======== Extracted material ========

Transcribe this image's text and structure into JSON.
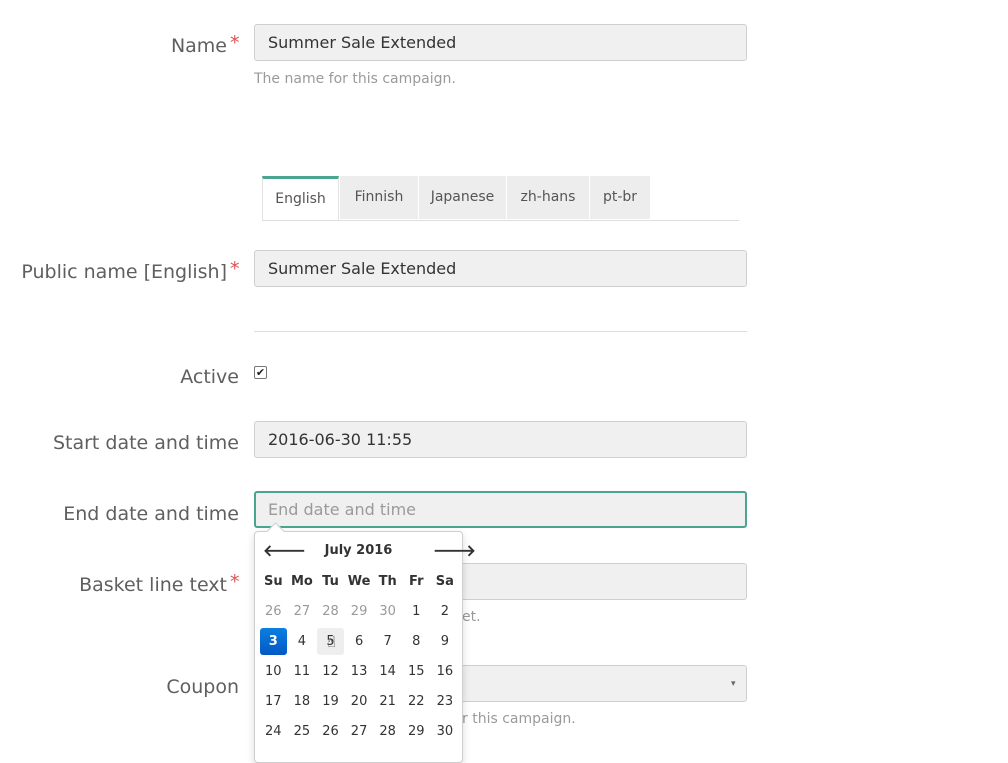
{
  "form": {
    "name": {
      "label": "Name",
      "required_mark": "*",
      "value": "Summer Sale Extended",
      "help": "The name for this campaign."
    },
    "tabs": [
      "English",
      "Finnish",
      "Japanese",
      "zh-hans",
      "pt-br"
    ],
    "public_name": {
      "label": "Public name [English]",
      "required_mark": "*",
      "value": "Summer Sale Extended"
    },
    "active": {
      "label": "Active",
      "checked_mark": "✔"
    },
    "start": {
      "label": "Start date and time",
      "value": "2016-06-30 11:55"
    },
    "end": {
      "label": "End date and time",
      "placeholder": "End date and time"
    },
    "basket": {
      "label": "Basket line text",
      "required_mark": "*",
      "help_tail": "et."
    },
    "coupon": {
      "label": "Coupon",
      "help_tail": "r this campaign.",
      "arrow": "▾"
    }
  },
  "datepicker": {
    "title": "July 2016",
    "prev": "🡐",
    "next": "🡒",
    "weekdays": [
      "Su",
      "Mo",
      "Tu",
      "We",
      "Th",
      "Fr",
      "Sa"
    ],
    "weeks": [
      [
        "26",
        "27",
        "28",
        "29",
        "30",
        "1",
        "2"
      ],
      [
        "3",
        "4",
        "5",
        "6",
        "7",
        "8",
        "9"
      ],
      [
        "10",
        "11",
        "12",
        "13",
        "14",
        "15",
        "16"
      ],
      [
        "17",
        "18",
        "19",
        "20",
        "21",
        "22",
        "23"
      ],
      [
        "24",
        "25",
        "26",
        "27",
        "28",
        "29",
        "30"
      ]
    ],
    "today": "3",
    "hovered": "5"
  },
  "colors": {
    "accent": "#4aa590",
    "required": "#d9534f",
    "today": "#0a6fd8"
  }
}
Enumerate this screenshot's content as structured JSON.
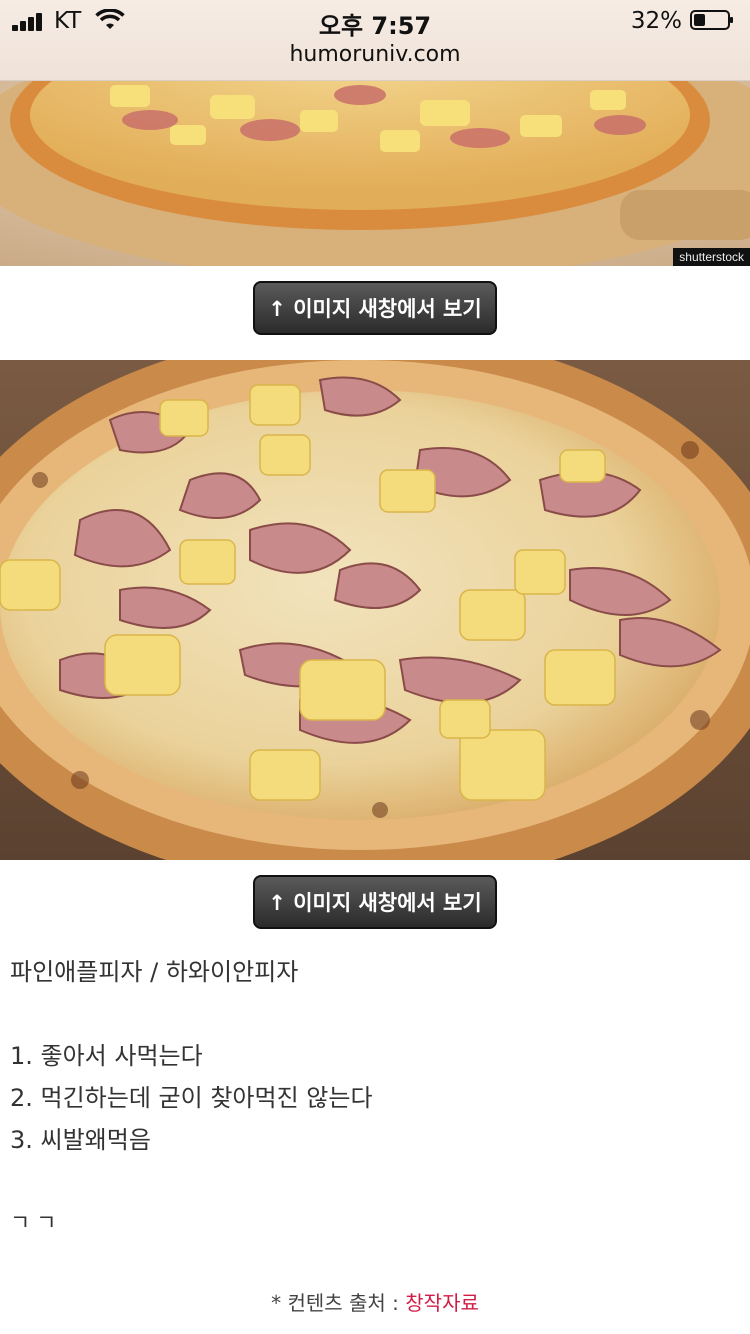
{
  "status_bar": {
    "carrier": "KT",
    "time": "오후 7:57",
    "battery": "32%"
  },
  "address_bar": {
    "url": "humoruniv.com"
  },
  "images": {
    "top": {
      "watermark": "shutterstock"
    }
  },
  "buttons": {
    "open_image_1": "↑ 이미지 새창에서 보기",
    "open_image_2": "↑ 이미지 새창에서 보기"
  },
  "post": {
    "title": "파인애플피자 / 하와이안피자",
    "options": [
      "1. 좋아서 사먹는다",
      "2. 먹긴하는데 굳이 찾아먹진 않는다",
      "3. 씨발왜먹음"
    ],
    "footer_text": "ㄱㄱ"
  },
  "source": {
    "prefix": "* 컨텐츠 출처 : ",
    "link": "창작자료"
  },
  "colors": {
    "link": "#d21b45",
    "button_bg": "#3a3a3a"
  }
}
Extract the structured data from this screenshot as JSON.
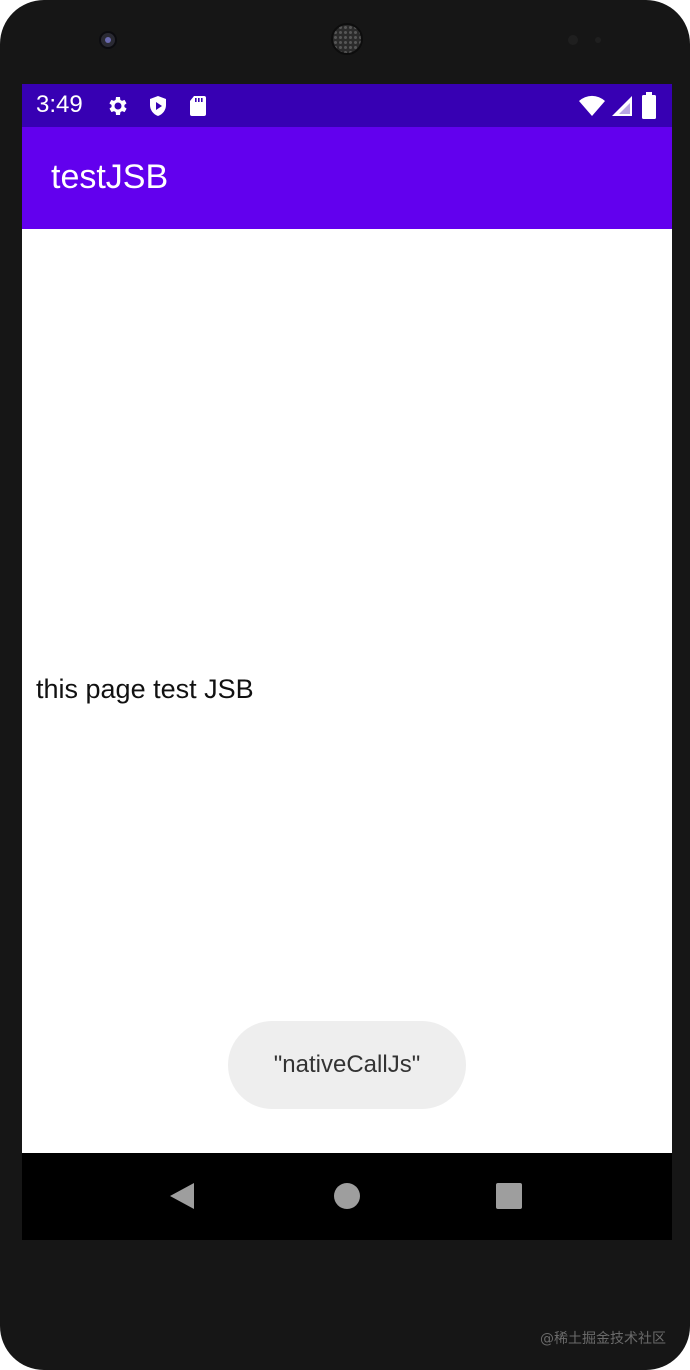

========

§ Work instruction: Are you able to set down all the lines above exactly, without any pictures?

§ Final answer:
Transcribe this image's text and structure into JSON.
{
  "form": {
    "name": {
      "label": "Name",
      "required_mark": "*",
      "value": "Summer Sale Extended",
      "help": "The name for this campaign."
    },
    "tabs": [
      "English",
      "Finnish",
      "Japanese",
      "zh-hans",
      "pt-br"
    ],
    "public_name": {
      "label": "Public name [English]",
      "required_mark": "*",
      "value": "Summer Sale Extended"
    },
    "active": {
      "label": "Active",
      "checked_mark": "✔"
    },
    "start": {
      "label": "Start date and time",
      "value": "2016-06-30 11:55"
    },
    "end": {
      "label": "End date and time",
      "placeholder": "End date and time"
    },
    "basket": {
      "label": "Basket line text",
      "required_mark": "*",
      "help_tail": "et."
    },
    "coupon": {
      "label": "Coupon",
      "help_tail": "r this campaign.",
      "arrow": "▾"
    }
  },
  "datepicker": {
    "title": "July 2016",
    "prev": "🡐",
    "next": "🡒",
    "weekdays": [
      "Su",
      "Mo",
      "Tu",
      "We",
      "Th",
      "Fr",
      "Sa"
    ],
    "weeks": [
      [
        "26",
        "27",
        "28",
        "29",
        "30",
        "1",
        "2"
      ],
      [
        "3",
        "4",
        "5",
        "6",
        "7",
        "8",
        "9"
      ],
      [
        "10",
        "11",
        "12",
        "13",
        "14",
        "15",
        "16"
      ],
      [
        "17",
        "18",
        "19",
        "20",
        "21",
        "22",
        "23"
      ],
      [
        "24",
        "25",
        "26",
        "27",
        "28",
        "29",
        "30"
      ]
    ],
    "today": "3",
    "hovered": "5"
  },
  "colors": {
    "accent": "#4aa590",
    "required": "#d9534f",
    "today": "#0a6fd8"
  }
}
Enumerate this screenshot's content as structured JSON.
{
  "status_bar": {
    "carrier": "KT",
    "time": "오후 7:57",
    "battery": "32%"
  },
  "address_bar": {
    "url": "humoruniv.com"
  },
  "images": {
    "top": {
      "watermark": "shutterstock"
    }
  },
  "buttons": {
    "open_image_1": "↑ 이미지 새창에서 보기",
    "open_image_2": "↑ 이미지 새창에서 보기"
  },
  "post": {
    "title": "파인애플피자 / 하와이안피자",
    "options": [
      "1. 좋아서 사먹는다",
      "2. 먹긴하는데 굳이 찾아먹진 않는다",
      "3. 씨발왜먹음"
    ],
    "footer_text": "ㄱㄱ"
  },
  "source": {
    "prefix": "* 컨텐츠 출처 : ",
    "link": "창작자료"
  },
  "colors": {
    "link": "#d21b45",
    "button_bg": "#3a3a3a"
  }
}
Extract the structured data from this screenshot as JSON.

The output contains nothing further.